Segment Start: Data to examine

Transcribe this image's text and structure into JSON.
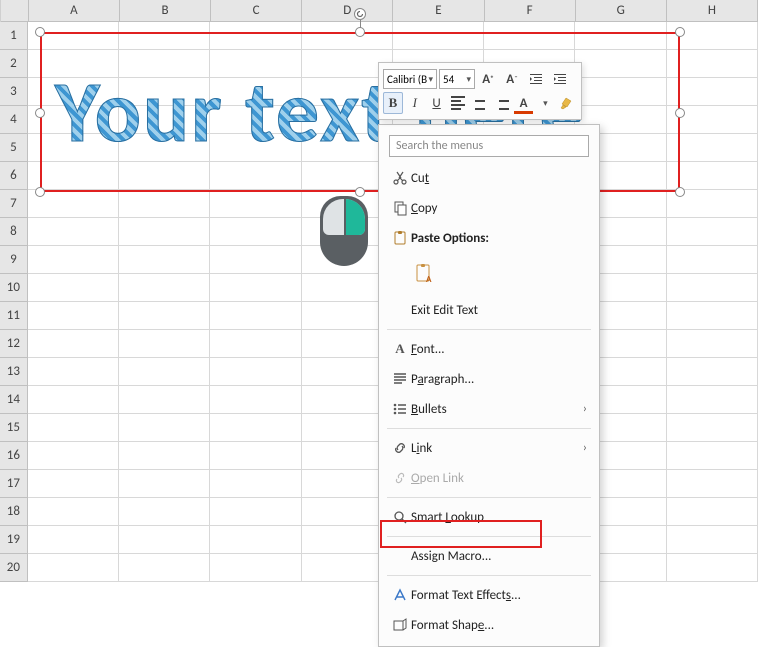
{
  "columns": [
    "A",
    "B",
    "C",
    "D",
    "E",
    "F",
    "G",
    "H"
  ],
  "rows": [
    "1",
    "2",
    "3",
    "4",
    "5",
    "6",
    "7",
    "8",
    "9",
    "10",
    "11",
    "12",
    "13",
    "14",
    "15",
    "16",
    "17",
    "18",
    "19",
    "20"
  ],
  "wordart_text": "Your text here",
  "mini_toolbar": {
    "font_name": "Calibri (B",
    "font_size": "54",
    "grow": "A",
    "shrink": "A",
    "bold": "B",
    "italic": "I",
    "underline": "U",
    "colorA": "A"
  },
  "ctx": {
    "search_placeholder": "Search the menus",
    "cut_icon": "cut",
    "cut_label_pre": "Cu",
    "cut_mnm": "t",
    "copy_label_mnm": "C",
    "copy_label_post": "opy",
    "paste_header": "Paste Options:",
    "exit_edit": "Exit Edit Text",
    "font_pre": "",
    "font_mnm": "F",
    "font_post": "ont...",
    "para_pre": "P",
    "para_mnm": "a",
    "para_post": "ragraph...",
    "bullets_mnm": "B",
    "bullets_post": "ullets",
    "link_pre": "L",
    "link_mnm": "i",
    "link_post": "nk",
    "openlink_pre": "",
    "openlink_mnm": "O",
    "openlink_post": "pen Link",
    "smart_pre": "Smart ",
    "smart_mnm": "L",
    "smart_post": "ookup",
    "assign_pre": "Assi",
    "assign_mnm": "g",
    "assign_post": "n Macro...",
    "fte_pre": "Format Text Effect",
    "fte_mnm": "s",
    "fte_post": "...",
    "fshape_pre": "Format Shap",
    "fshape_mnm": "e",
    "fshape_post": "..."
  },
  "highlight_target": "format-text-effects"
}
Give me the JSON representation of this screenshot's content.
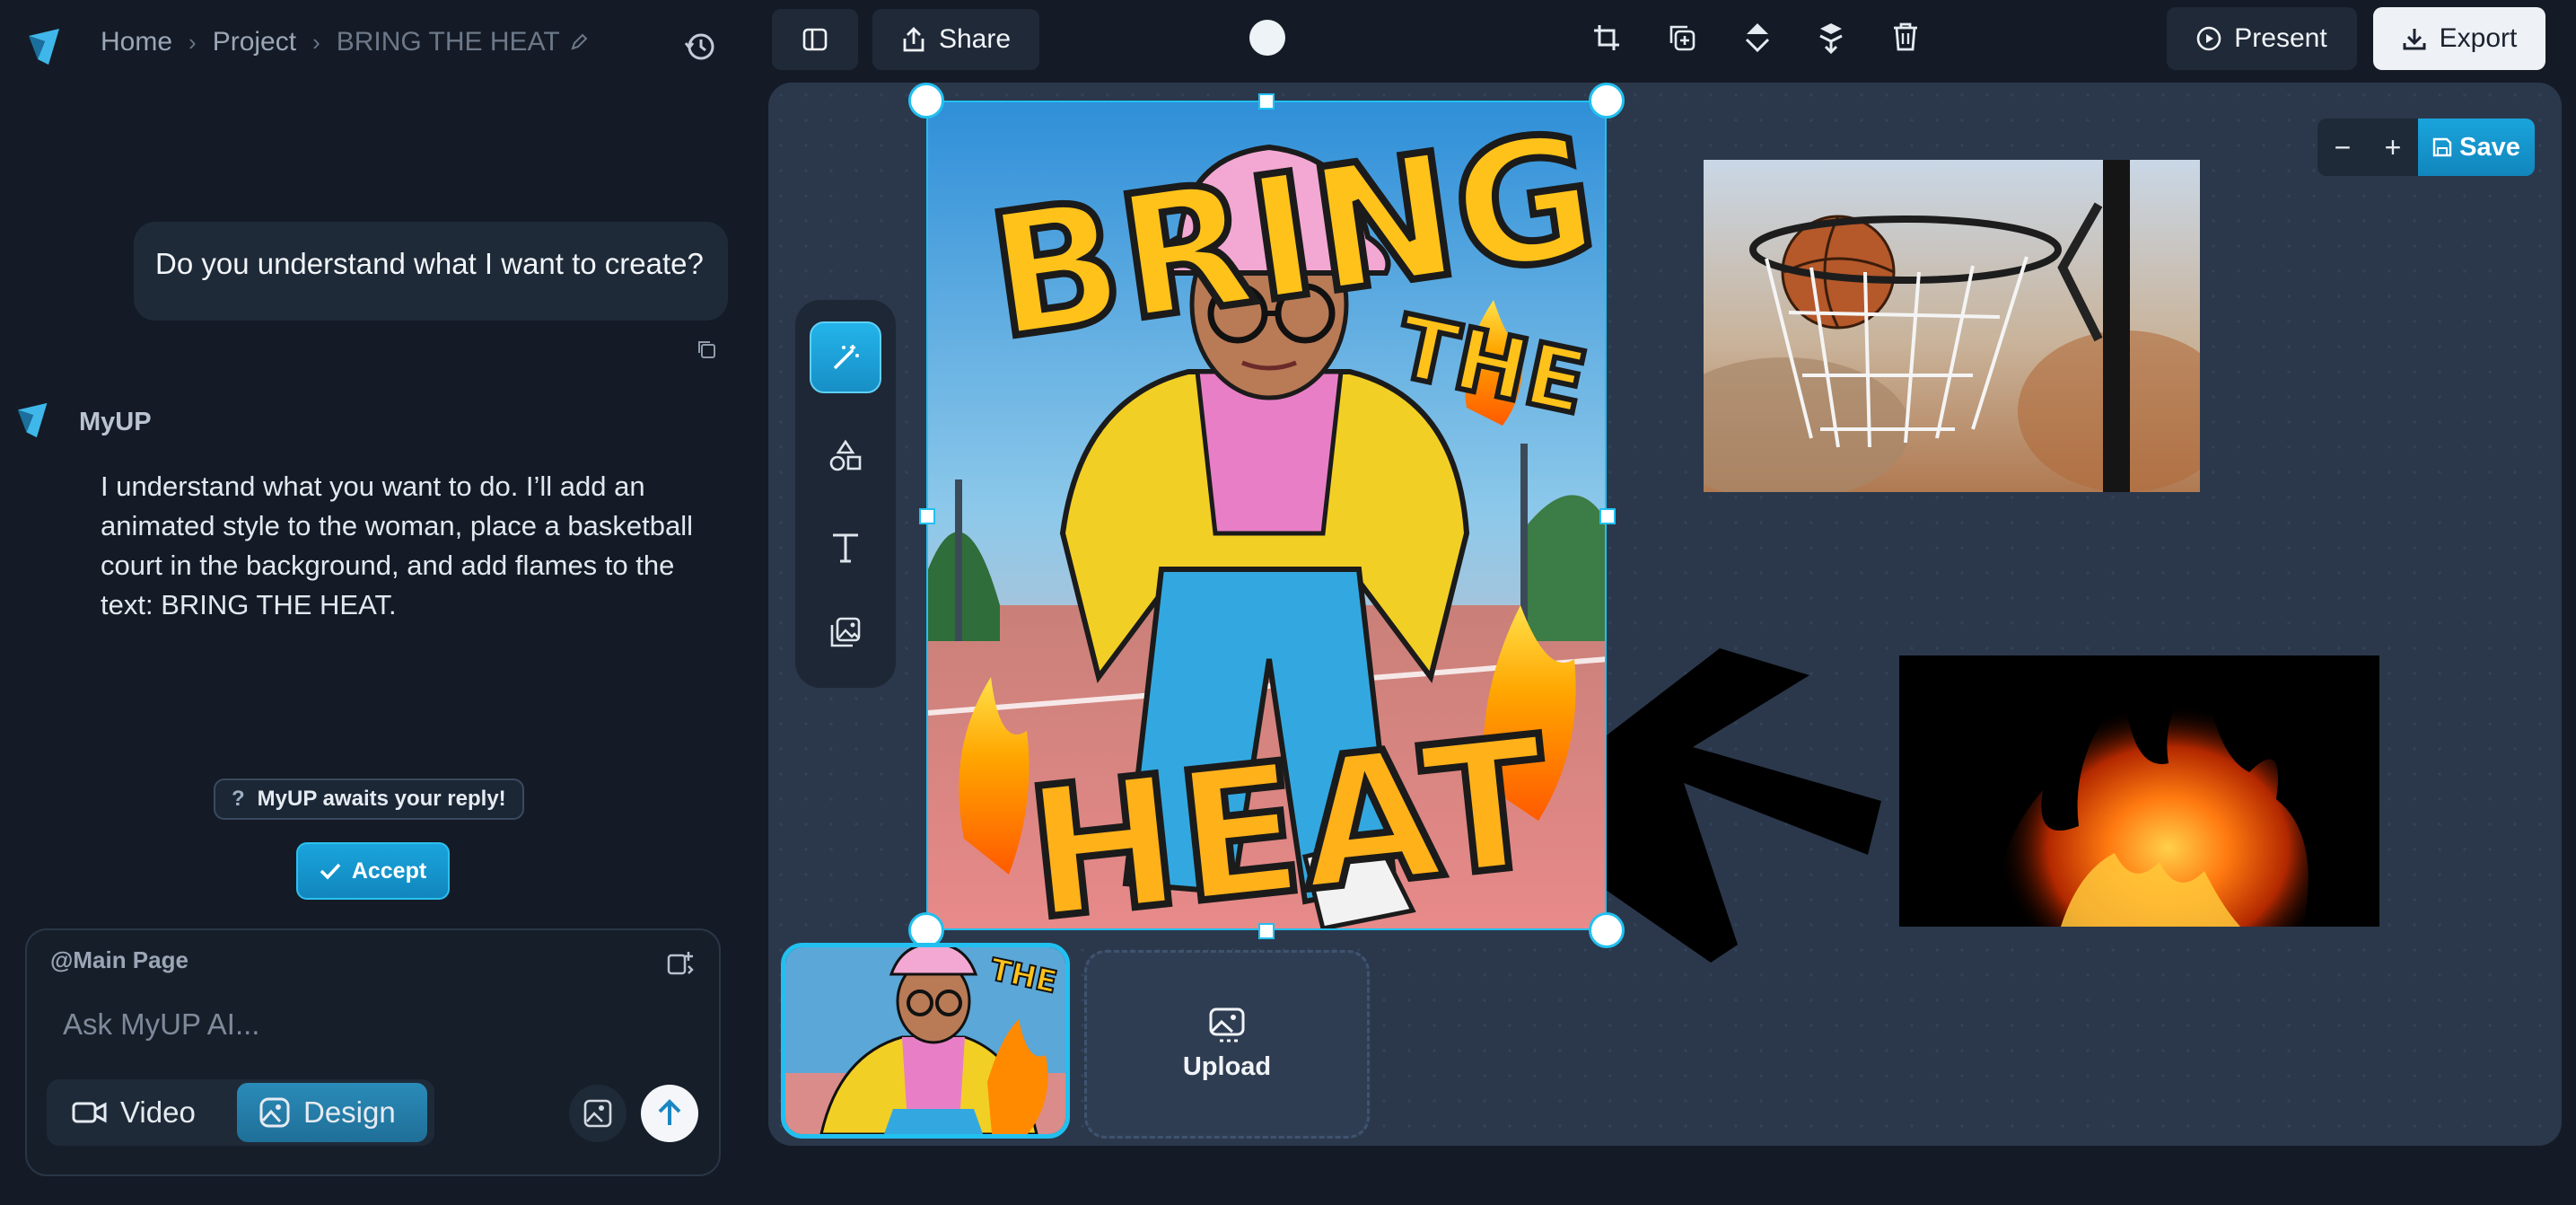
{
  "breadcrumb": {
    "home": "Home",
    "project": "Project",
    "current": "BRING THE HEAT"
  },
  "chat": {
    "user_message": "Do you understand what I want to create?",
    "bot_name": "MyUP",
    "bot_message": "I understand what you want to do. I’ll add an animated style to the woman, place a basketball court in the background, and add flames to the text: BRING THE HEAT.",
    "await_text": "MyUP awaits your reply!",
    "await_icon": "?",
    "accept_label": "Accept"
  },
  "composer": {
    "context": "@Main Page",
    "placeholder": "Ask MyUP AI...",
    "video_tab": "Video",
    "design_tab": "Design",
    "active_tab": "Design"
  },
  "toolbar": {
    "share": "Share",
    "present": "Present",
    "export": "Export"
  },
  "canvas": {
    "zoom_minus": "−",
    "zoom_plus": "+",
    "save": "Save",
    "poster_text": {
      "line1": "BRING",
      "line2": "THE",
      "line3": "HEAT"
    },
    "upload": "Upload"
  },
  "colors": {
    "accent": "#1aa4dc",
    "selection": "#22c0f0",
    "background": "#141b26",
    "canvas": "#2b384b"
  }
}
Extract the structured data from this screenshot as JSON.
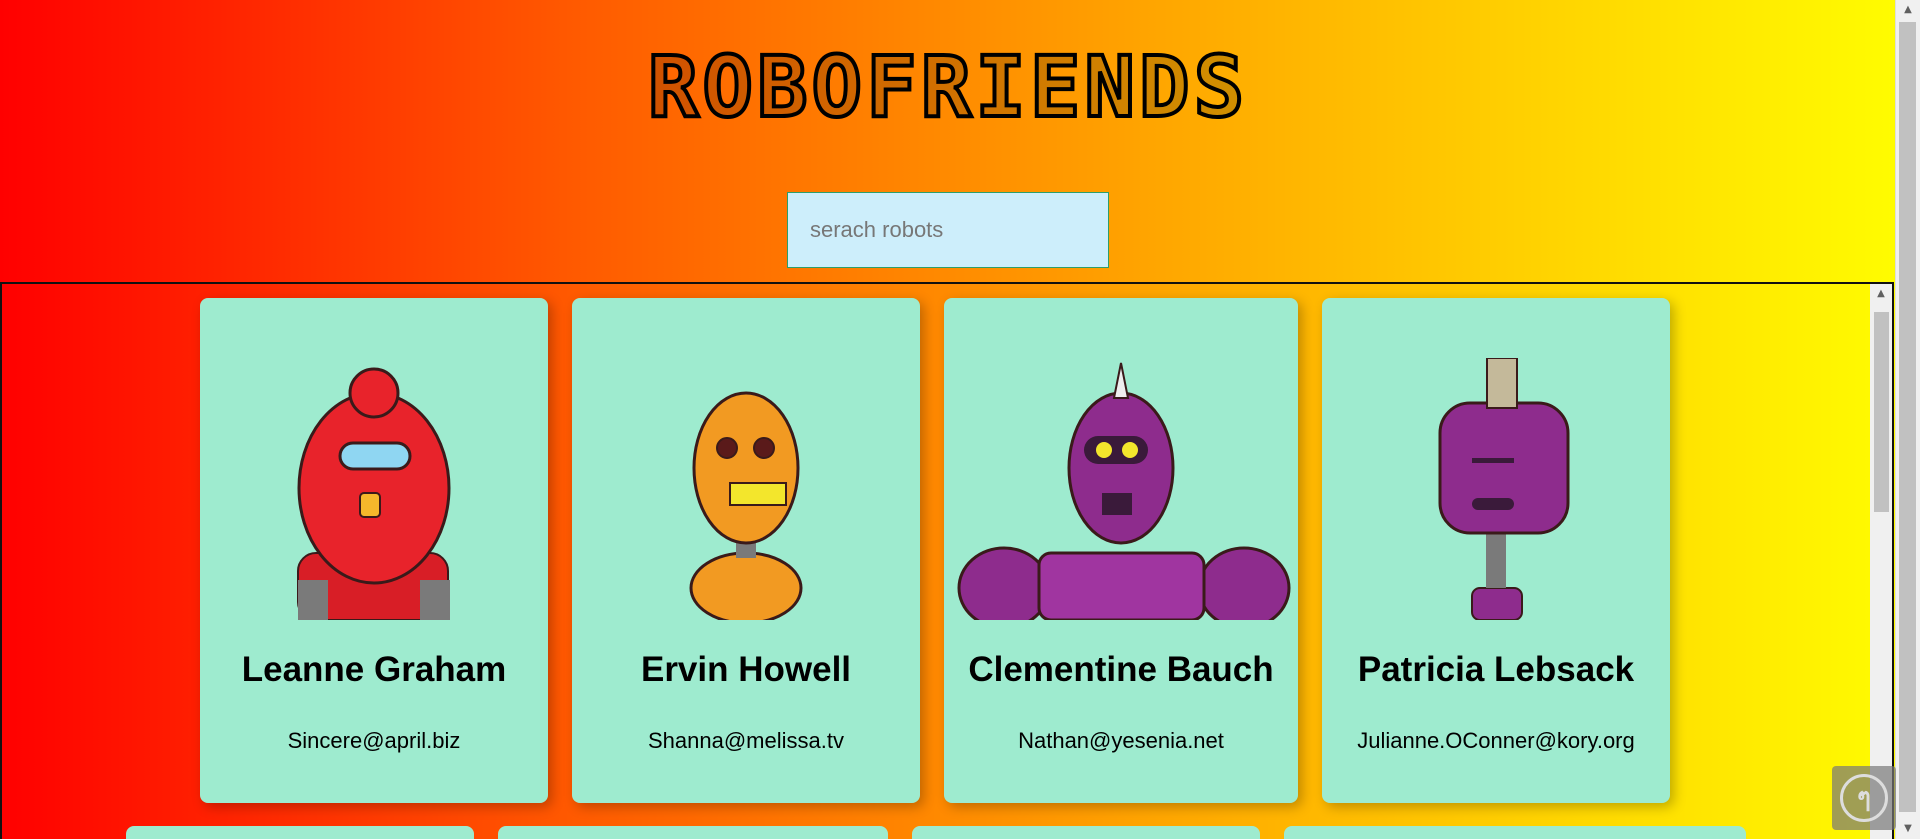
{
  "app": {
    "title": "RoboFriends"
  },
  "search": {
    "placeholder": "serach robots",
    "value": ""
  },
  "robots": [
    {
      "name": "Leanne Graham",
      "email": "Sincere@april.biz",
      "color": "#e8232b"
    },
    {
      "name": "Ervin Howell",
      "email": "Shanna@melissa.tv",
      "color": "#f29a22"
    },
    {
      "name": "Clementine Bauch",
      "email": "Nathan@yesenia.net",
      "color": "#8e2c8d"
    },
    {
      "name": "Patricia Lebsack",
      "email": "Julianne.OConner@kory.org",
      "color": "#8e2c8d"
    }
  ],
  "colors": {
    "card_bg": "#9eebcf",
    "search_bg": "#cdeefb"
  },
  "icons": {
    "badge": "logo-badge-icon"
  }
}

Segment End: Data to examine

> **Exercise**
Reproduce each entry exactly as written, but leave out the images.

> **Solution to this problem**
Transcribe this image's text and structure into JSON.
{
  "columns": [
    "A",
    "B",
    "C",
    "D",
    "E",
    "F",
    "G",
    "H"
  ],
  "rows": [
    "1",
    "2",
    "3",
    "4",
    "5",
    "6",
    "7",
    "8",
    "9",
    "10",
    "11",
    "12",
    "13",
    "14",
    "15",
    "16",
    "17",
    "18",
    "19",
    "20"
  ],
  "wordart_text": "Your text here",
  "mini_toolbar": {
    "font_name": "Calibri (B",
    "font_size": "54",
    "grow": "A",
    "shrink": "A",
    "bold": "B",
    "italic": "I",
    "underline": "U",
    "colorA": "A"
  },
  "ctx": {
    "search_placeholder": "Search the menus",
    "cut_icon": "cut",
    "cut_label_pre": "Cu",
    "cut_mnm": "t",
    "copy_label_mnm": "C",
    "copy_label_post": "opy",
    "paste_header": "Paste Options:",
    "exit_edit": "Exit Edit Text",
    "font_pre": "",
    "font_mnm": "F",
    "font_post": "ont...",
    "para_pre": "P",
    "para_mnm": "a",
    "para_post": "ragraph...",
    "bullets_mnm": "B",
    "bullets_post": "ullets",
    "link_pre": "L",
    "link_mnm": "i",
    "link_post": "nk",
    "openlink_pre": "",
    "openlink_mnm": "O",
    "openlink_post": "pen Link",
    "smart_pre": "Smart ",
    "smart_mnm": "L",
    "smart_post": "ookup",
    "assign_pre": "Assi",
    "assign_mnm": "g",
    "assign_post": "n Macro...",
    "fte_pre": "Format Text Effect",
    "fte_mnm": "s",
    "fte_post": "...",
    "fshape_pre": "Format Shap",
    "fshape_mnm": "e",
    "fshape_post": "..."
  },
  "highlight_target": "format-text-effects"
}
Give me the JSON representation of this screenshot's content.
{
  "breadcrumb": {
    "home": "Home",
    "project": "Project",
    "current": "BRING THE HEAT"
  },
  "chat": {
    "user_message": "Do you understand what I want to create?",
    "bot_name": "MyUP",
    "bot_message": "I understand what you want to do. I’ll add an animated style to the woman, place a basketball court in the background, and add flames to the text: BRING THE HEAT.",
    "await_text": "MyUP awaits your reply!",
    "await_icon": "?",
    "accept_label": "Accept"
  },
  "composer": {
    "context": "@Main Page",
    "placeholder": "Ask MyUP AI...",
    "video_tab": "Video",
    "design_tab": "Design",
    "active_tab": "Design"
  },
  "toolbar": {
    "share": "Share",
    "present": "Present",
    "export": "Export"
  },
  "canvas": {
    "zoom_minus": "−",
    "zoom_plus": "+",
    "save": "Save",
    "poster_text": {
      "line1": "BRING",
      "line2": "THE",
      "line3": "HEAT"
    },
    "upload": "Upload"
  },
  "colors": {
    "accent": "#1aa4dc",
    "selection": "#22c0f0",
    "background": "#141b26",
    "canvas": "#2b384b"
  }
}
Extract the structured data from this screenshot as JSON.
{
  "app": {
    "title": "RoboFriends"
  },
  "search": {
    "placeholder": "serach robots",
    "value": ""
  },
  "robots": [
    {
      "name": "Leanne Graham",
      "email": "Sincere@april.biz",
      "color": "#e8232b"
    },
    {
      "name": "Ervin Howell",
      "email": "Shanna@melissa.tv",
      "color": "#f29a22"
    },
    {
      "name": "Clementine Bauch",
      "email": "Nathan@yesenia.net",
      "color": "#8e2c8d"
    },
    {
      "name": "Patricia Lebsack",
      "email": "Julianne.OConner@kory.org",
      "color": "#8e2c8d"
    }
  ],
  "colors": {
    "card_bg": "#9eebcf",
    "search_bg": "#cdeefb"
  },
  "icons": {
    "badge": "logo-badge-icon"
  }
}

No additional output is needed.